Other options are the Munda Biddi Trail, WA's ultimate off-road cycling experience, which begins in Mundaring and will eventually continue all the way down to Albany. To accommodate long-distance cyclists, there are cabins along the route. However, it's probably a good idea to pack your own tent and camping equipment as the trail can get pretty busy at peak times.
If your teenager is mature and competent to ride on major roads, travelling anywhere is possible. With a properly equipped bike and light-weight, good quality camping eqipment, a family cycling and camping holiday is a cheap and exciting way to explore Western Australia.
Over the last decade or so, the Australian lifestyle has become increasingly sedentary. A great way to combat this and the health issues which it implies, is to get out regularly into the great outdoors. Bushwalking is a terrific activity which can be enjoyed by people of all ages and fitness levels, and if outings are planned carefully, even extremely lazy teenagers can be inspired to participate.
While the Perth Hills are criss-crossed by innumerable walking trails of varying lengths, teens may also enjoy the challenge of a long-distance walk which involves camping out. The Bibbulmun Track is the most famous of Western Australia's long-distance walks, and stretches from Kalamunda in the north to Albany on the south coast, with plenty of well-maintained camping sites along the way. The Cape to Cape Trail, a five day walk starting near Dunsborough and ending in Augusta is also a great walk, with magnificent views over the ocean. If you're travelling up in the far north, the Piccaninny Gorge Walk in the Purnululu National Park near Kununurra is also strongly recommended for experienced, fit and well-equipped walkers. For more information, contact the Purnululu National Park Visitors Centre on 08 9168 4200.
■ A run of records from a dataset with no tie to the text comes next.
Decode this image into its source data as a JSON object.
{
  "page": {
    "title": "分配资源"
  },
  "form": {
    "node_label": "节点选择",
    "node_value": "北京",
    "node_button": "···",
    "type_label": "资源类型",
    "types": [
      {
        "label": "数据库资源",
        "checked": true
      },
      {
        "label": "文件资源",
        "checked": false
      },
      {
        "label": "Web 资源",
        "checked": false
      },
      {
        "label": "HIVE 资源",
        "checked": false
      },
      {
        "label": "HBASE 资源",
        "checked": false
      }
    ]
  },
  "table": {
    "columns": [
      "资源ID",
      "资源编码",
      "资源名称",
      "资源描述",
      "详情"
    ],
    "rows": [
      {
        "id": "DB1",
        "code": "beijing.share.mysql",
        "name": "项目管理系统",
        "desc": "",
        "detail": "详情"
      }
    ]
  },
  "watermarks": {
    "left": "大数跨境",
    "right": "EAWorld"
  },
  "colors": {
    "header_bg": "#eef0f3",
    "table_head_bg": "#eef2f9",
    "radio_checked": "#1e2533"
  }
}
Family camping trip
In my opinion, the best kind of holiday is a family camping trip. Covering a vast area spanning from the tropical north to the temperate south, Western Australia has more than fifty national parks, as well as innumerable nature reserves and sanctuaries, many which provide camping facilities. Personal favourites are Karajini National Park in the Pilbara region and the Cape Range National Park near Exmouth, which provide stunning scenery and walking trails as well as top camping sites. Check out the DEC Campsites website for more information about camping in Western Australia's national parks. While the camping facilities at many national parks are quite rustic (many are just simple bush camps), there are also many well-equipped caravan parks in tourist centres around the state and these may be more suitable for families who want to travel on a budget but still like a few creature comforts.
Western Australia is also a paradise for four-wheel drive enthusiasts, and tracks such as the Canning Stock Route and the Gunbarrel Highway have a legendary status around the country. Many involve traversing extremely rugged country, so if your teen is an adrenaline junkie, then this may be their kind of adventure.
In conclusion, school holidays with teenagers don't have to be purgatory. With good communication, intelligent preparation and an investment of your time, the whole family will start to look forward to holiday time, seeing it as a chance to learn about the world, practice new skills and connect with each other. Give some of the above ideas a try, and see how your teenager responds. I'm sure you'll be pleasantly surprised.